Theme: Christ Our Redeemer. The songs are related to the topic of Christ’s redeeming work – of paying the price of our salvation with His blood. Redemption: Christ’s sacrifice, our salvation.

Nothing but His blood makes us whole.

By His blood we are redeemed – no longer sons and daughters of destruction, but God’s child forever.

So, we sing of our Redeemer. How could we not?

We glory in our Redeemer whose priceless blood is our ransom. He gets all the glory; our only contribution was to drive the bitter nails into the judgment tree with our sins.

We praise our blessed Redeemer, our Rock, our hope of eternal salvation ever in joyful song.

“And when before the throne we stand in Him complete, ‘Jesus died our souls to save’ our lips shall still repeat. Jesus paid It all.

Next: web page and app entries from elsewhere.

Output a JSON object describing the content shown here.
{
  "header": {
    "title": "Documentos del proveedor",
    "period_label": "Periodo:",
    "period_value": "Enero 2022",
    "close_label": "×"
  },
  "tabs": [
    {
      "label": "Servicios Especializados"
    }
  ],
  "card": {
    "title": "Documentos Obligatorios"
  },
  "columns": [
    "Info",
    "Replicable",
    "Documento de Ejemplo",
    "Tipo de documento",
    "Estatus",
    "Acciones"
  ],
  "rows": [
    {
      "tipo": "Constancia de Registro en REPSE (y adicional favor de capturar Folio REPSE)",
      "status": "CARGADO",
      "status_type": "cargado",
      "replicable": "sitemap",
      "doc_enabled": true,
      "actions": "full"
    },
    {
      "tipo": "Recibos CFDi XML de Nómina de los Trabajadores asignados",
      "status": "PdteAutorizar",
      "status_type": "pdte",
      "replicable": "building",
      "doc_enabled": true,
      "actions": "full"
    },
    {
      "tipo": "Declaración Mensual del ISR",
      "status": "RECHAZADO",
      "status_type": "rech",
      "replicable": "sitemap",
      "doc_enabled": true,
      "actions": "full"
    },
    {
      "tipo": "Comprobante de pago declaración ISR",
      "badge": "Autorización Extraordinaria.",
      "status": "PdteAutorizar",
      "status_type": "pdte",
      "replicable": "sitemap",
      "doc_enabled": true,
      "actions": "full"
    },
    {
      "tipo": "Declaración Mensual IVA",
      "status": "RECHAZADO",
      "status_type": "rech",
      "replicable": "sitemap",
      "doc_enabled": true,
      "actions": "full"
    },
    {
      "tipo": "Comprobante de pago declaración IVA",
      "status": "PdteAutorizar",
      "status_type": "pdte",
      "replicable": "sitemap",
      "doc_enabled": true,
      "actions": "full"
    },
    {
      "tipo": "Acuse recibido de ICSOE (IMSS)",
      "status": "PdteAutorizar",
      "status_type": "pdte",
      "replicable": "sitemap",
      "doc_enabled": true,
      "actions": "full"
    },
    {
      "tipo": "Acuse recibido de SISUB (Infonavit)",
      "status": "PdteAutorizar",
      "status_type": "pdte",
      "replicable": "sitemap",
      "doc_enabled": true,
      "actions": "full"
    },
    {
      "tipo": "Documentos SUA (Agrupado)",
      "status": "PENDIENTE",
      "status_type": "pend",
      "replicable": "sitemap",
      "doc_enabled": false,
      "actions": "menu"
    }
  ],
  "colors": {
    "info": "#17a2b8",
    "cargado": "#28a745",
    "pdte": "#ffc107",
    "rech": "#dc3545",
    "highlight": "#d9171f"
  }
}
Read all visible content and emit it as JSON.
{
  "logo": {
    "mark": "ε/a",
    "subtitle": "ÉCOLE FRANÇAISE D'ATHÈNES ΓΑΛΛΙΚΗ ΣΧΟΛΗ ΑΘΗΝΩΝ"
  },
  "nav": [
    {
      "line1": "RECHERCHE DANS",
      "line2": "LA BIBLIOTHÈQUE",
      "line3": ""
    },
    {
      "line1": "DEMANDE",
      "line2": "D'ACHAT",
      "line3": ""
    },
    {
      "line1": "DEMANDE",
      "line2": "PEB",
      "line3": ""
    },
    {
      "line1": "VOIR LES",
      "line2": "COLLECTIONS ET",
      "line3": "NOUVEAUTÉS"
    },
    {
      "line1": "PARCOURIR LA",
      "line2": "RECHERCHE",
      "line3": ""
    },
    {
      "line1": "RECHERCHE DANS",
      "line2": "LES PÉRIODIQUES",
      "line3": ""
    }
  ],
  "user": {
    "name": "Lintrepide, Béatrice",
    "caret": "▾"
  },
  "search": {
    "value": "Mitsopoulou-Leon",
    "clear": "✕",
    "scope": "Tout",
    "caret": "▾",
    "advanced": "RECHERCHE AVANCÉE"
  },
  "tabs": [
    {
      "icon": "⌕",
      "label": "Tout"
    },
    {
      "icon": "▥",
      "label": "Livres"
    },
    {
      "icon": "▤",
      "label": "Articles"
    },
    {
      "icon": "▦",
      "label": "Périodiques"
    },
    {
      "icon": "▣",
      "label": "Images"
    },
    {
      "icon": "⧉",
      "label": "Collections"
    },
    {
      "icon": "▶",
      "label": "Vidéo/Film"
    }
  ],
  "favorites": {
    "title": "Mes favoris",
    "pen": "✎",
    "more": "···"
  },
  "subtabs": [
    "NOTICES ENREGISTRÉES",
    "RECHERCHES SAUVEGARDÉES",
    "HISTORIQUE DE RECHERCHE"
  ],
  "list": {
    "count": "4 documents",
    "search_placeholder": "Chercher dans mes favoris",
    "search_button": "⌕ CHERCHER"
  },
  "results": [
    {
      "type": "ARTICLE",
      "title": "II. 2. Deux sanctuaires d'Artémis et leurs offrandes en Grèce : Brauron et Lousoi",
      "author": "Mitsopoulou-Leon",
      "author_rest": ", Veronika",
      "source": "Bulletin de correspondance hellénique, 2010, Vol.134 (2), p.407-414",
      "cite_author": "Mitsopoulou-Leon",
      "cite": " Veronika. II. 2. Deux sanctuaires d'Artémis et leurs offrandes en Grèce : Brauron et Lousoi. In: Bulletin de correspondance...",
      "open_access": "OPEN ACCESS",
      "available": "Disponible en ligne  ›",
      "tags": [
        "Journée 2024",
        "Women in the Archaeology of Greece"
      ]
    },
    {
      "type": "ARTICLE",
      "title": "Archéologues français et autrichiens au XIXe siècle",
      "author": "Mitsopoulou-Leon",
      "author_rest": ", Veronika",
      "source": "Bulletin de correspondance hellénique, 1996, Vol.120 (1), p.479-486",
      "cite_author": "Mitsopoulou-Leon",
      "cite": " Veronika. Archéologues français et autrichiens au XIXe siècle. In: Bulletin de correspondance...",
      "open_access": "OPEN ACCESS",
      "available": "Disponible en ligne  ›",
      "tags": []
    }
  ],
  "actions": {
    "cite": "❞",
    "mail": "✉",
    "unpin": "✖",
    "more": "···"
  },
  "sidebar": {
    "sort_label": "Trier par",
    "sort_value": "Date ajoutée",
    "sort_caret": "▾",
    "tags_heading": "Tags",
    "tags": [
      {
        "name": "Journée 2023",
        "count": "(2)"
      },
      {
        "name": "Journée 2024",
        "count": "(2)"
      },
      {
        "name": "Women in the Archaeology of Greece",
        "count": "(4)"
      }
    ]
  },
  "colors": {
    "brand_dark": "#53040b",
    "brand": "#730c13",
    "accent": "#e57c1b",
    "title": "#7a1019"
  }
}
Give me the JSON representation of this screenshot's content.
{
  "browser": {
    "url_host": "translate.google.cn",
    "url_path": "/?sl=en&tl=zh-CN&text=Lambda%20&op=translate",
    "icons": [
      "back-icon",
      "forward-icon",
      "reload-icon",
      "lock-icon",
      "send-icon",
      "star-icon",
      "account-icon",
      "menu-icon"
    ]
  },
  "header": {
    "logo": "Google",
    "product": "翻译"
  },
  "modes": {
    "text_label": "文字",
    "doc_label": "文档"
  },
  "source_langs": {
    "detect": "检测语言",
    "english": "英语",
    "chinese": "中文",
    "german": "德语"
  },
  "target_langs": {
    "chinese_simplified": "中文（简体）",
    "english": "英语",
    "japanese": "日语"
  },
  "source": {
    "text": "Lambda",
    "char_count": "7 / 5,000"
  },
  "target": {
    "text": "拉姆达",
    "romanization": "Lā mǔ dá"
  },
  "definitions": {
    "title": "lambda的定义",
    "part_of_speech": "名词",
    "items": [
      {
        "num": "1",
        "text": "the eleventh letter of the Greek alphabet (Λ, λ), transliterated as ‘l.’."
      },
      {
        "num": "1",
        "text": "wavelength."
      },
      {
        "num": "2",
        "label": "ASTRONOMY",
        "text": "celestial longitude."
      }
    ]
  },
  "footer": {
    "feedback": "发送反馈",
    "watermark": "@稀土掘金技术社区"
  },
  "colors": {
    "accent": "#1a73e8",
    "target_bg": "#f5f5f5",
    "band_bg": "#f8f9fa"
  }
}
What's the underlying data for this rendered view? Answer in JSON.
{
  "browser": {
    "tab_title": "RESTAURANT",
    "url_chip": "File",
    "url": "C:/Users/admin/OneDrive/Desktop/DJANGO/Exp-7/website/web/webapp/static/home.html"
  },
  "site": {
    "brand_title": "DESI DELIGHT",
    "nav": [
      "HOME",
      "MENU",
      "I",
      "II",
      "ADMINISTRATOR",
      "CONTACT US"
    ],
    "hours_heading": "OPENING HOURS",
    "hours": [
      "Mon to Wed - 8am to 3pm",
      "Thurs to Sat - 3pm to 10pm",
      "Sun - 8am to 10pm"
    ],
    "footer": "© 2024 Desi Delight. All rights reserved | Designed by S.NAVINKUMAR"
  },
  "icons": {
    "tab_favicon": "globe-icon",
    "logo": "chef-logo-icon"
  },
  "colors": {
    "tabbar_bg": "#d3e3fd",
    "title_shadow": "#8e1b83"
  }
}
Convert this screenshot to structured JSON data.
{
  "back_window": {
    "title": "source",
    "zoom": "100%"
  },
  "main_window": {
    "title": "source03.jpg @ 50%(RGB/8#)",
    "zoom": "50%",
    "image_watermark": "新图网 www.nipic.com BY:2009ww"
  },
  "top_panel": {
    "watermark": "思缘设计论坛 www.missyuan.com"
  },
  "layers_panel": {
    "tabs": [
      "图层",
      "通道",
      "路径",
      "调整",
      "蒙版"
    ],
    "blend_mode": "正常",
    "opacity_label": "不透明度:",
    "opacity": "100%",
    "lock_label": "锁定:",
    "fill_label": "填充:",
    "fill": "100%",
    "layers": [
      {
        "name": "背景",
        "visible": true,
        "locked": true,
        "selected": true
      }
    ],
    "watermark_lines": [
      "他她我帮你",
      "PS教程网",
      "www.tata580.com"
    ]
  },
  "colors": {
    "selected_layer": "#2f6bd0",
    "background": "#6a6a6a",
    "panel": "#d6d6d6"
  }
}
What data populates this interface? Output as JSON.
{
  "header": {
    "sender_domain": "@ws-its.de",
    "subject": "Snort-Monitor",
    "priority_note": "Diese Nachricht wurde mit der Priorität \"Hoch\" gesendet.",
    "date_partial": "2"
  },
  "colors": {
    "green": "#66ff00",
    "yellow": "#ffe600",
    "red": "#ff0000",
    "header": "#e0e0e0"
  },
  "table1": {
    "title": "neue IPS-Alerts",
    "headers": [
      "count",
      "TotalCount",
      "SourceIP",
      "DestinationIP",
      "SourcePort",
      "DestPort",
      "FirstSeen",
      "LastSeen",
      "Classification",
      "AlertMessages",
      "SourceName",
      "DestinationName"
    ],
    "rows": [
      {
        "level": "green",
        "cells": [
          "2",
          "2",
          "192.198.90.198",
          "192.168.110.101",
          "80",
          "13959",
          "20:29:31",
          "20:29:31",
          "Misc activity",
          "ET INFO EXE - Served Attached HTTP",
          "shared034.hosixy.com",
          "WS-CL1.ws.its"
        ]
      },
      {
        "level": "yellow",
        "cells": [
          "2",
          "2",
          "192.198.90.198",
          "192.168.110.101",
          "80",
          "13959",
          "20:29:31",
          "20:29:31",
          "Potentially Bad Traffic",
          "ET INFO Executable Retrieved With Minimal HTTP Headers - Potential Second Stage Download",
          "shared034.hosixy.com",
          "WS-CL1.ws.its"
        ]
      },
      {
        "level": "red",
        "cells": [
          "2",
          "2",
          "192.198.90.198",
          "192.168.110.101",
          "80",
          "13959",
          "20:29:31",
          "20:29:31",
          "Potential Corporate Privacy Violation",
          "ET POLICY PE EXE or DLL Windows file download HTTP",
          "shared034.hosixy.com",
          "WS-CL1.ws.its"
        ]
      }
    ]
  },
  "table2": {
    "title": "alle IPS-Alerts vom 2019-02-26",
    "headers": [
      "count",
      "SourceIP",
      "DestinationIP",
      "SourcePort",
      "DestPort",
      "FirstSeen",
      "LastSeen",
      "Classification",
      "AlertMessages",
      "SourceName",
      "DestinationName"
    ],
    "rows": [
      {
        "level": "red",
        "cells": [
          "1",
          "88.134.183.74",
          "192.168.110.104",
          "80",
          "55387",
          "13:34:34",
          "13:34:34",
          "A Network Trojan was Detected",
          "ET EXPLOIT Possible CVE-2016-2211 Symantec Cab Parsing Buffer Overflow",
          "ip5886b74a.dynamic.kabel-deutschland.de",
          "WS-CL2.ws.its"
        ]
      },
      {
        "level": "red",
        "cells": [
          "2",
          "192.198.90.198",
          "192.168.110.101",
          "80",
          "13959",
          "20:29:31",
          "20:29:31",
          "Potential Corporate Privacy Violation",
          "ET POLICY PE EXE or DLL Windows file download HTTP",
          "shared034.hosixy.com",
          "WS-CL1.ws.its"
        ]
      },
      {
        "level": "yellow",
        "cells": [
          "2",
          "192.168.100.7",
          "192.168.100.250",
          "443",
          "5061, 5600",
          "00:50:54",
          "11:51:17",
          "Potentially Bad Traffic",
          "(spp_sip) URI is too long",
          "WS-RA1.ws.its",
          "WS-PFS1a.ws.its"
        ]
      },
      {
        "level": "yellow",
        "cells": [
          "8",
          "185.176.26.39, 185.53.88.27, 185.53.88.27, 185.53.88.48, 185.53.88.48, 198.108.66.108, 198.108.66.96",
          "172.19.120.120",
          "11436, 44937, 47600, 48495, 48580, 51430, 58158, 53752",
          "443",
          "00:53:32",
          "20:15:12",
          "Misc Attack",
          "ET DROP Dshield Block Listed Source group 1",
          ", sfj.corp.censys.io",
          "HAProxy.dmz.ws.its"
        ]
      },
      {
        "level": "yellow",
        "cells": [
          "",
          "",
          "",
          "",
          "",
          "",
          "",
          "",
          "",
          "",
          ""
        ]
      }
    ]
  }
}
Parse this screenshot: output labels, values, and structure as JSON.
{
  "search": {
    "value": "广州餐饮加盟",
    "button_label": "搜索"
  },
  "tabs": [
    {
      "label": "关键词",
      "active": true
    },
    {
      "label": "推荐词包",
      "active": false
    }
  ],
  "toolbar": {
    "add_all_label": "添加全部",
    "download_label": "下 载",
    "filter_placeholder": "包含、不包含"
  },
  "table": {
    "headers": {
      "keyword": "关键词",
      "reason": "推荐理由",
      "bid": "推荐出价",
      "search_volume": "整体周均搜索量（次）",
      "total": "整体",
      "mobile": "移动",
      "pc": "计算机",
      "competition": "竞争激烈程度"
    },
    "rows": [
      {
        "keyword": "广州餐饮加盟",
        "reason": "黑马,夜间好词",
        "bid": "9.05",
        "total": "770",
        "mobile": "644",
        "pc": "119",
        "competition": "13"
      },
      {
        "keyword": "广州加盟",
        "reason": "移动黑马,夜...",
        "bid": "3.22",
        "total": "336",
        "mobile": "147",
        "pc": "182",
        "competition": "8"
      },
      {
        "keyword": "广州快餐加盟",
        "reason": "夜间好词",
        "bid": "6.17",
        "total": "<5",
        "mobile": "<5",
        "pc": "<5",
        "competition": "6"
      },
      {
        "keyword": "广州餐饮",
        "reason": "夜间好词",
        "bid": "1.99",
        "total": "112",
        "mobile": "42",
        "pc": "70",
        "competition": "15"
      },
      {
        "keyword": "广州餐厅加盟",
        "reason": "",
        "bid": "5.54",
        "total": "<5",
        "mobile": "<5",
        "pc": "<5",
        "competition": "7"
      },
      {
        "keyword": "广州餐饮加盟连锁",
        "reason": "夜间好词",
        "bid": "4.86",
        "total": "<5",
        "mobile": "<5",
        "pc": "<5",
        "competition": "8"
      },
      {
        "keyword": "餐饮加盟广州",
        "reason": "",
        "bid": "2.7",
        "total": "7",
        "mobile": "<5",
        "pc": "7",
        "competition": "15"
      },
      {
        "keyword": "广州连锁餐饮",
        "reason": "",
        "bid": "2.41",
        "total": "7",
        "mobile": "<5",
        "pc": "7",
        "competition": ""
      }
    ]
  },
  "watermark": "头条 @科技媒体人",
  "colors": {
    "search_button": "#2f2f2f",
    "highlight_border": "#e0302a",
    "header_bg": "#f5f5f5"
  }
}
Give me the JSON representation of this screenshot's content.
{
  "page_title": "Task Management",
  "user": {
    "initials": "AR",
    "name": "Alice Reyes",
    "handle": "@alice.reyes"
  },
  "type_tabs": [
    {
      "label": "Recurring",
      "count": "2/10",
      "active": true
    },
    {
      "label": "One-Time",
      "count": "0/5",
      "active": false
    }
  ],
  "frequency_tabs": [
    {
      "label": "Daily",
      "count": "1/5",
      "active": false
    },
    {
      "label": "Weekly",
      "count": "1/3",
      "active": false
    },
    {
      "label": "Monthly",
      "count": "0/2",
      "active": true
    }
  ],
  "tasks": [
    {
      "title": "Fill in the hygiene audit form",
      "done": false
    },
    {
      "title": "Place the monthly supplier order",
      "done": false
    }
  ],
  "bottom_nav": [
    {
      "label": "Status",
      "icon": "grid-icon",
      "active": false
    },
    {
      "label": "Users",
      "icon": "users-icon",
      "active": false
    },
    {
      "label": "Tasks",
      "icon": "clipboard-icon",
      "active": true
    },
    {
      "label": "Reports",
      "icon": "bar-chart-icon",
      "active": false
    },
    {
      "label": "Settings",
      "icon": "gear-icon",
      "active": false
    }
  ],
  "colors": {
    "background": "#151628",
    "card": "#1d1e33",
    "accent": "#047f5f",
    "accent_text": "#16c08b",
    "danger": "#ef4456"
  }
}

All to Him I owe; sin had left a crimson stain, He washed it white as snow.”

Complete in Him, “His blood hath pardon bought for me, and glorified I too shall be.”

Before the throne, “one with Himself I cannot die. My soul is purchased by His blood. My life is hid with Christ on high, with Christ, my Savior and my God.”

“Thank you oh Father, for giving us Your Son”, our Redeemer, the “precious Lamb of God”.

“Bearing shame and scoffing rude, in my place condemned He stood; sealed my pardon with His blood. Hallelujah! What a Savior!”

Style: “Christ Our Redeemer” differs a little in style from the previous album with the introduction of other instruments besides the piano, often striking a tone more of exultation than meditation. I did want to create some continuity between the albums as a recognizable set, so I made some artistic choices to help that happen. Some songs are fully instrumental with moments of liveliness and triumph; others are purely piano, with more subdued and grateful tones; but all retain an element of the peace that Christ affords to the Christian’s spirit. Visually, I sought out album art that would continue the “story” of the previous album… or perhaps provide a prelude to it. The redemption of a sinner marks new life in a believer – giving life to dead branches in a desolate world, that they may bloom and bear fruit. In the winter-like seasons of waiting, trials, or dryness, we may feel outwardly that we’ve withered and ceased to bloom, but inside of us is the life of the Vine, and with the coming of spring we’ll bloom again in His strength, because in Him we are alive.

I hope that you enjoy “Christ Our Redeemer” – that it will be pleasant to listen to, and that thinking on the subject matter of the songs will be an encouragement to you. Lord bless!



bottom of page